→ Exercise description: What is asked for is the whole listing, given again word for word.
□ □ □ □ □ □ □
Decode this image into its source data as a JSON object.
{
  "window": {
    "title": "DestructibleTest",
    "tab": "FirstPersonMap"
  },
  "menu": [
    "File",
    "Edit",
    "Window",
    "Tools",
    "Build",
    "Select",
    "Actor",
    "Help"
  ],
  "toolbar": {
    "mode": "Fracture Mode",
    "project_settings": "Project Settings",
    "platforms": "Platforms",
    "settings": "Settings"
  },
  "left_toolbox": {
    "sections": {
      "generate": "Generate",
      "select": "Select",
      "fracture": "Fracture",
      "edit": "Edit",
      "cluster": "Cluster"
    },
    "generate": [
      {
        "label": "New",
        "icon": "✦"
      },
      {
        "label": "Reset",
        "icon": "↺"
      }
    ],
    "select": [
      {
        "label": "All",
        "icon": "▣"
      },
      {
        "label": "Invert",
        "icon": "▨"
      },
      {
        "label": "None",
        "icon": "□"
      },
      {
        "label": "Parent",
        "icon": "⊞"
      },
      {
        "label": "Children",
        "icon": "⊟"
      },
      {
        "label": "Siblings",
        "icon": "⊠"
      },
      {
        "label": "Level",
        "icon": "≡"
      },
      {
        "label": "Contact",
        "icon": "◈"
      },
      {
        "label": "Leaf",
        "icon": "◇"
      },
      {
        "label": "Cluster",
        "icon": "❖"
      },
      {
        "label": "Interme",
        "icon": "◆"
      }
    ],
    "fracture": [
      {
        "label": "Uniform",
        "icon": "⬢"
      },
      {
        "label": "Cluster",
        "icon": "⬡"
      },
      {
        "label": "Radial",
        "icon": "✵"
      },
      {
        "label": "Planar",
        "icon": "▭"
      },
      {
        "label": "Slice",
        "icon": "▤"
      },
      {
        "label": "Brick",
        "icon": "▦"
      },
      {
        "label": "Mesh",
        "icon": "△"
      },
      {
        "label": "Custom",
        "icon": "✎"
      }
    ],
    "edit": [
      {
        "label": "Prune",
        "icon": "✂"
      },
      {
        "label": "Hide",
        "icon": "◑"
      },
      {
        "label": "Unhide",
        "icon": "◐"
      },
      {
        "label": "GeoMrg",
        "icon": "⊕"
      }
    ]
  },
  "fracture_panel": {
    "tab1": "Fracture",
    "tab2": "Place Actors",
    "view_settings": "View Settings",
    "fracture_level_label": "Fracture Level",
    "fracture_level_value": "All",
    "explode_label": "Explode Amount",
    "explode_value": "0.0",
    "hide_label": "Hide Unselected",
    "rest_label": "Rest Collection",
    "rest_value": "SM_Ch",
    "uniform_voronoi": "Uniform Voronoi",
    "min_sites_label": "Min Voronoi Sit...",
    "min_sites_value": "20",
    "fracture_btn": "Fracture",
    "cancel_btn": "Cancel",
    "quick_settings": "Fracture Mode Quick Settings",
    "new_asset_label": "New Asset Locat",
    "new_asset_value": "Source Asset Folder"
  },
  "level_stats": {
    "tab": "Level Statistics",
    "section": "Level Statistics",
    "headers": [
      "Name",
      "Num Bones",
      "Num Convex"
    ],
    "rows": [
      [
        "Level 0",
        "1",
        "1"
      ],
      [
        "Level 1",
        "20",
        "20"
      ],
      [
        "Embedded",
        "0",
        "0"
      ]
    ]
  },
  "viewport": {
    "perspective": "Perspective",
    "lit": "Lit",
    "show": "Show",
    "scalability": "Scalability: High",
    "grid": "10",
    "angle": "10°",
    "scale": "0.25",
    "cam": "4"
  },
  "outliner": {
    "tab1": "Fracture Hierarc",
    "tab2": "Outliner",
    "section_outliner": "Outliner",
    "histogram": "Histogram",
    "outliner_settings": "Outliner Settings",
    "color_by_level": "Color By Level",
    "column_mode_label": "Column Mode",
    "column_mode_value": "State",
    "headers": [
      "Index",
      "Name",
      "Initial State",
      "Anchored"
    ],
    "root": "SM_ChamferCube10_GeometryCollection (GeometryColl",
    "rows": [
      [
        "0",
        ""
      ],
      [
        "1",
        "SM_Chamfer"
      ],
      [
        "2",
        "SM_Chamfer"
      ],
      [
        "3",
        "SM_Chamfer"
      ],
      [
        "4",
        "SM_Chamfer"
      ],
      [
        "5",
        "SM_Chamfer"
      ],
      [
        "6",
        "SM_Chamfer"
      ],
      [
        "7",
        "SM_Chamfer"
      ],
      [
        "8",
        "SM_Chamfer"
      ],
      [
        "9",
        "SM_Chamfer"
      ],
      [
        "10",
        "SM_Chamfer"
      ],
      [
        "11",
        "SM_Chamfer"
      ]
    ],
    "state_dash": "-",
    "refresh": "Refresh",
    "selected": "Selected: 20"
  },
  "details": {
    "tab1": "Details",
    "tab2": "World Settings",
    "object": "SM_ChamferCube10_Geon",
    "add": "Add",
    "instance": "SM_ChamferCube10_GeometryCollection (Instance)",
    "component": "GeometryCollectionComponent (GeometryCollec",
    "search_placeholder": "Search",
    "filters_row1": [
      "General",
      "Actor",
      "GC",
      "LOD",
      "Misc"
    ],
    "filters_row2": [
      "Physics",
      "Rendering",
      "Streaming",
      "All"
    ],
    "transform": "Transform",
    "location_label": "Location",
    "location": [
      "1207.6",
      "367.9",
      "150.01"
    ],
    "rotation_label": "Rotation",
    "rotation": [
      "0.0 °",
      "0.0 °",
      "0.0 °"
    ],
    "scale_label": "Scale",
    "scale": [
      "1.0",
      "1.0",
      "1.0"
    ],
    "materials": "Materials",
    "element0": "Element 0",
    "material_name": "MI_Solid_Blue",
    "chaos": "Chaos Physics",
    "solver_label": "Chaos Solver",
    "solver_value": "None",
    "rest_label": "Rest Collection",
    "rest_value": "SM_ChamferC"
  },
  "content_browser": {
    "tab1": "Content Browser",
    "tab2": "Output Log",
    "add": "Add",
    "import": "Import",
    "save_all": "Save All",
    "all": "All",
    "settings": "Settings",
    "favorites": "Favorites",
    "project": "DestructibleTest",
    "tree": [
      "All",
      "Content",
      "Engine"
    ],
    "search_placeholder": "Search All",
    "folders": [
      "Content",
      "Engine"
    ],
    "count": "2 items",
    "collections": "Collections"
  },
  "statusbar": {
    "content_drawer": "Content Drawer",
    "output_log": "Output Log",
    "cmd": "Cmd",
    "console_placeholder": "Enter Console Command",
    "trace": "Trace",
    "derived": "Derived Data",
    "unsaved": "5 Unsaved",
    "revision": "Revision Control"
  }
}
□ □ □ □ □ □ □
→ Solution:
Decode this image into its source data as a JSON object.
{
  "window": {
    "title": "DestructibleTest",
    "tab": "FirstPersonMap"
  },
  "menu": [
    "File",
    "Edit",
    "Window",
    "Tools",
    "Build",
    "Select",
    "Actor",
    "Help"
  ],
  "toolbar": {
    "mode": "Fracture Mode",
    "project_settings": "Project Settings",
    "platforms": "Platforms",
    "settings": "Settings"
  },
  "left_toolbox": {
    "sections": {
      "generate": "Generate",
      "select": "Select",
      "fracture": "Fracture",
      "edit": "Edit",
      "cluster": "Cluster"
    },
    "generate": [
      {
        "label": "New",
        "icon": "✦"
      },
      {
        "label": "Reset",
        "icon": "↺"
      }
    ],
    "select": [
      {
        "label": "All",
        "icon": "▣"
      },
      {
        "label": "Invert",
        "icon": "▨"
      },
      {
        "label": "None",
        "icon": "□"
      },
      {
        "label": "Parent",
        "icon": "⊞"
      },
      {
        "label": "Children",
        "icon": "⊟"
      },
      {
        "label": "Siblings",
        "icon": "⊠"
      },
      {
        "label": "Level",
        "icon": "≡"
      },
      {
        "label": "Contact",
        "icon": "◈"
      },
      {
        "label": "Leaf",
        "icon": "◇"
      },
      {
        "label": "Cluster",
        "icon": "❖"
      },
      {
        "label": "Interme",
        "icon": "◆"
      }
    ],
    "fracture": [
      {
        "label": "Uniform",
        "icon": "⬢"
      },
      {
        "label": "Cluster",
        "icon": "⬡"
      },
      {
        "label": "Radial",
        "icon": "✵"
      },
      {
        "label": "Planar",
        "icon": "▭"
      },
      {
        "label": "Slice",
        "icon": "▤"
      },
      {
        "label": "Brick",
        "icon": "▦"
      },
      {
        "label": "Mesh",
        "icon": "△"
      },
      {
        "label": "Custom",
        "icon": "✎"
      }
    ],
    "edit": [
      {
        "label": "Prune",
        "icon": "✂"
      },
      {
        "label": "Hide",
        "icon": "◑"
      },
      {
        "label": "Unhide",
        "icon": "◐"
      },
      {
        "label": "GeoMrg",
        "icon": "⊕"
      }
    ]
  },
  "fracture_panel": {
    "tab1": "Fracture",
    "tab2": "Place Actors",
    "view_settings": "View Settings",
    "fracture_level_label": "Fracture Level",
    "fracture_level_value": "All",
    "explode_label": "Explode Amount",
    "explode_value": "0.0",
    "hide_label": "Hide Unselected",
    "rest_label": "Rest Collection",
    "rest_value": "SM_Ch",
    "uniform_voronoi": "Uniform Voronoi",
    "min_sites_label": "Min Voronoi Sit...",
    "min_sites_value": "20",
    "fracture_btn": "Fracture",
    "cancel_btn": "Cancel",
    "quick_settings": "Fracture Mode Quick Settings",
    "new_asset_label": "New Asset Locat",
    "new_asset_value": "Source Asset Folder"
  },
  "level_stats": {
    "tab": "Level Statistics",
    "section": "Level Statistics",
    "headers": [
      "Name",
      "Num Bones",
      "Num Convex"
    ],
    "rows": [
      [
        "Level 0",
        "1",
        "1"
      ],
      [
        "Level 1",
        "20",
        "20"
      ],
      [
        "Embedded",
        "0",
        "0"
      ]
    ]
  },
  "viewport": {
    "perspective": "Perspective",
    "lit": "Lit",
    "show": "Show",
    "scalability": "Scalability: High",
    "grid": "10",
    "angle": "10°",
    "scale": "0.25",
    "cam": "4"
  },
  "outliner": {
    "tab1": "Fracture Hierarc",
    "tab2": "Outliner",
    "section_outliner": "Outliner",
    "histogram": "Histogram",
    "outliner_settings": "Outliner Settings",
    "color_by_level": "Color By Level",
    "column_mode_label": "Column Mode",
    "column_mode_value": "State",
    "headers": [
      "Index",
      "Name",
      "Initial State",
      "Anchored"
    ],
    "root": "SM_ChamferCube10_GeometryCollection (GeometryColl",
    "rows": [
      [
        "0",
        ""
      ],
      [
        "1",
        "SM_Chamfer"
      ],
      [
        "2",
        "SM_Chamfer"
      ],
      [
        "3",
        "SM_Chamfer"
      ],
      [
        "4",
        "SM_Chamfer"
      ],
      [
        "5",
        "SM_Chamfer"
      ],
      [
        "6",
        "SM_Chamfer"
      ],
      [
        "7",
        "SM_Chamfer"
      ],
      [
        "8",
        "SM_Chamfer"
      ],
      [
        "9",
        "SM_Chamfer"
      ],
      [
        "10",
        "SM_Chamfer"
      ],
      [
        "11",
        "SM_Chamfer"
      ]
    ],
    "state_dash": "-",
    "refresh": "Refresh",
    "selected": "Selected: 20"
  },
  "details": {
    "tab1": "Details",
    "tab2": "World Settings",
    "object": "SM_ChamferCube10_Geon",
    "add": "Add",
    "instance": "SM_ChamferCube10_GeometryCollection (Instance)",
    "component": "GeometryCollectionComponent (GeometryCollec",
    "search_placeholder": "Search",
    "filters_row1": [
      "General",
      "Actor",
      "GC",
      "LOD",
      "Misc"
    ],
    "filters_row2": [
      "Physics",
      "Rendering",
      "Streaming",
      "All"
    ],
    "transform": "Transform",
    "location_label": "Location",
    "location": [
      "1207.6",
      "367.9",
      "150.01"
    ],
    "rotation_label": "Rotation",
    "rotation": [
      "0.0 °",
      "0.0 °",
      "0.0 °"
    ],
    "scale_label": "Scale",
    "scale": [
      "1.0",
      "1.0",
      "1.0"
    ],
    "materials": "Materials",
    "element0": "Element 0",
    "material_name": "MI_Solid_Blue",
    "chaos": "Chaos Physics",
    "solver_label": "Chaos Solver",
    "solver_value": "None",
    "rest_label": "Rest Collection",
    "rest_value": "SM_ChamferC"
  },
  "content_browser": {
    "tab1": "Content Browser",
    "tab2": "Output Log",
    "add": "Add",
    "import": "Import",
    "save_all": "Save All",
    "all": "All",
    "settings": "Settings",
    "favorites": "Favorites",
    "project": "DestructibleTest",
    "tree": [
      "All",
      "Content",
      "Engine"
    ],
    "search_placeholder": "Search All",
    "folders": [
      "Content",
      "Engine"
    ],
    "count": "2 items",
    "collections": "Collections"
  },
  "statusbar": {
    "content_drawer": "Content Drawer",
    "output_log": "Output Log",
    "cmd": "Cmd",
    "console_placeholder": "Enter Console Command",
    "trace": "Trace",
    "derived": "Derived Data",
    "unsaved": "5 Unsaved",
    "revision": "Revision Control"
  }
}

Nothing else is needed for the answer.